:: Goal of the exercise ::
Go through the data below and copy each line that includes "Tile".

:: Extracted information ::
◇ ◇ ◇ ◇ ◇

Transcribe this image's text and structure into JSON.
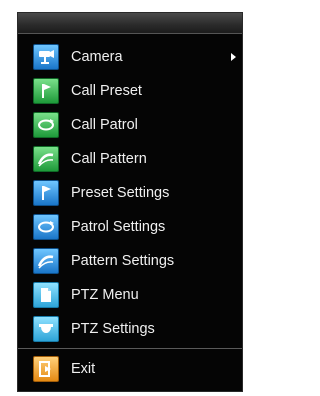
{
  "menu": {
    "items": [
      {
        "label": "Camera",
        "icon": "camera-icon",
        "color": "#2d8ee0",
        "has_submenu": true
      },
      {
        "label": "Call Preset",
        "icon": "flag-icon",
        "color": "#2fb34a"
      },
      {
        "label": "Call Patrol",
        "icon": "patrol-icon",
        "color": "#2fb34a"
      },
      {
        "label": "Call Pattern",
        "icon": "pattern-icon",
        "color": "#2fb34a"
      },
      {
        "label": "Preset Settings",
        "icon": "flag-icon",
        "color": "#2d8ee0"
      },
      {
        "label": "Patrol Settings",
        "icon": "patrol-icon",
        "color": "#2d8ee0"
      },
      {
        "label": "Pattern Settings",
        "icon": "pattern-icon",
        "color": "#2d8ee0"
      },
      {
        "label": "PTZ Menu",
        "icon": "document-icon",
        "color": "#4ab8e8"
      },
      {
        "label": "PTZ Settings",
        "icon": "dome-camera-icon",
        "color": "#4ab8e8"
      },
      {
        "label": "Exit",
        "icon": "exit-icon",
        "color": "#f0a030"
      }
    ]
  }
}
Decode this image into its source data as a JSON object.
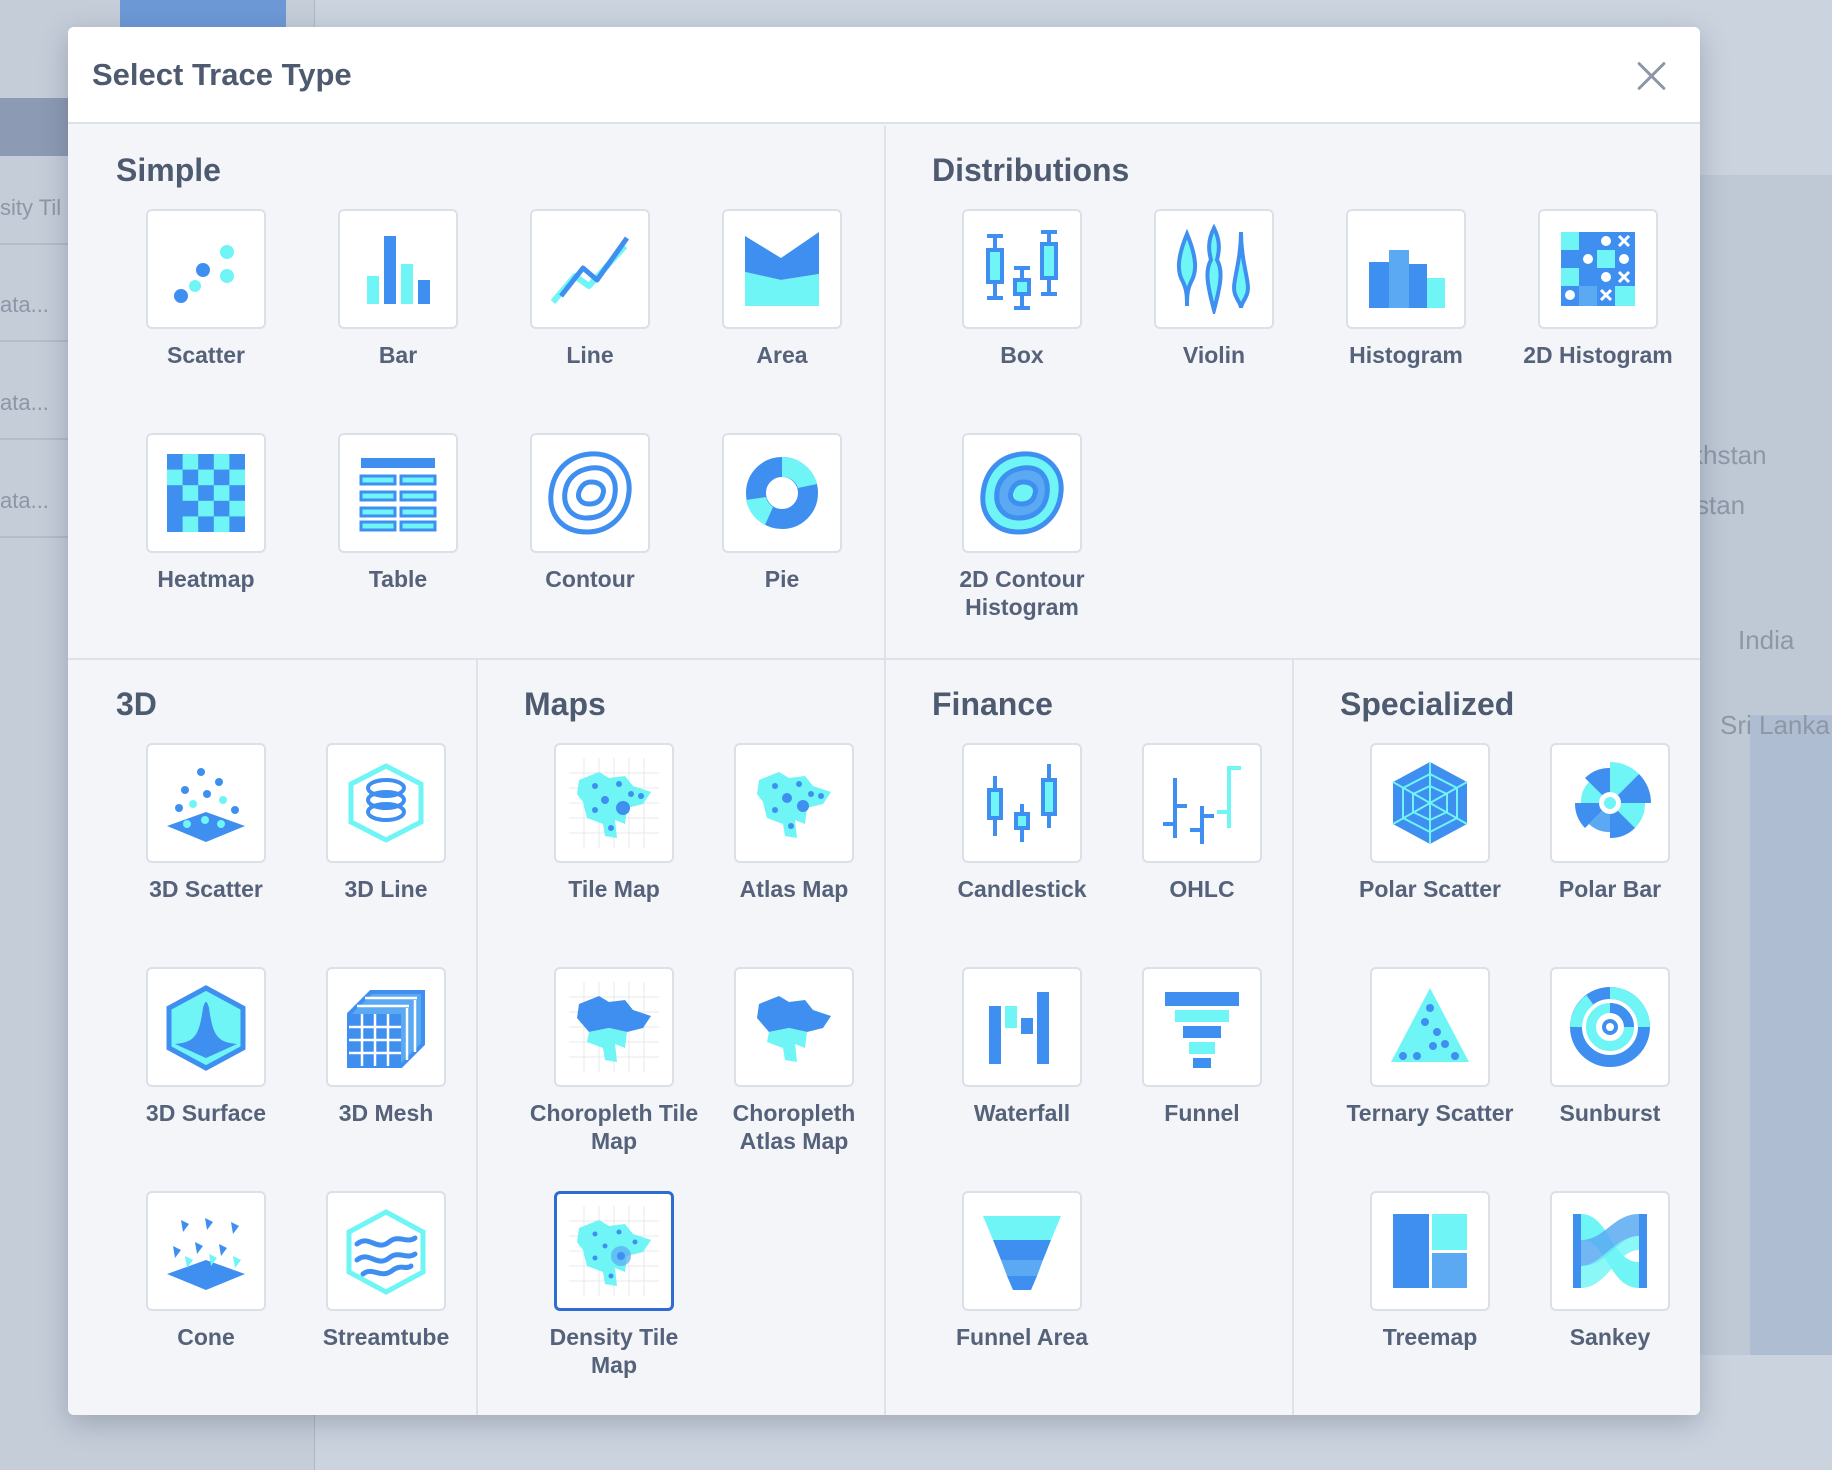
{
  "background": {
    "left_texts": [
      "sity Til",
      "ata...",
      "ata...",
      "ata..."
    ],
    "map_labels": [
      "khstan",
      "stan",
      "India",
      "Sri Lanka"
    ]
  },
  "modal": {
    "title": "Select Trace Type",
    "close_label": "×"
  },
  "sections": {
    "simple": "Simple",
    "distributions": "Distributions",
    "three_d": "3D",
    "maps": "Maps",
    "finance": "Finance",
    "specialized": "Specialized"
  },
  "items": {
    "scatter": "Scatter",
    "bar": "Bar",
    "line": "Line",
    "area": "Area",
    "heatmap": "Heatmap",
    "table": "Table",
    "contour": "Contour",
    "pie": "Pie",
    "box": "Box",
    "violin": "Violin",
    "histogram": "Histogram",
    "histogram_2d": "2D Histogram",
    "contour_histogram_2d": "2D Contour Histogram",
    "scatter_3d": "3D Scatter",
    "line_3d": "3D Line",
    "surface_3d": "3D Surface",
    "mesh_3d": "3D Mesh",
    "cone": "Cone",
    "streamtube": "Streamtube",
    "tile_map": "Tile Map",
    "atlas_map": "Atlas Map",
    "choropleth_tile_map": "Choropleth Tile Map",
    "choropleth_atlas_map": "Choropleth Atlas Map",
    "density_tile_map": "Density Tile Map",
    "candlestick": "Candlestick",
    "ohlc": "OHLC",
    "waterfall": "Waterfall",
    "funnel": "Funnel",
    "funnel_area": "Funnel Area",
    "polar_scatter": "Polar Scatter",
    "polar_bar": "Polar Bar",
    "ternary_scatter": "Ternary Scatter",
    "sunburst": "Sunburst",
    "treemap": "Treemap",
    "sankey": "Sankey"
  },
  "selected_item": "Density Tile Map",
  "colors": {
    "dark_blue": "#3f8ff0",
    "light_cyan": "#6ff5f5",
    "mid_blue": "#5aa9f2",
    "title_text": "#4d5a70",
    "selected_border": "#2f6cd1"
  }
}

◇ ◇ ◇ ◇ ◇

:: Response area ::
    "tile_map": "Tile Map",
    "choropleth_tile_map": "Choropleth Tile Map",
    "density_tile_map": "Density Tile Map",
  "selected_item": "Density Tile Map",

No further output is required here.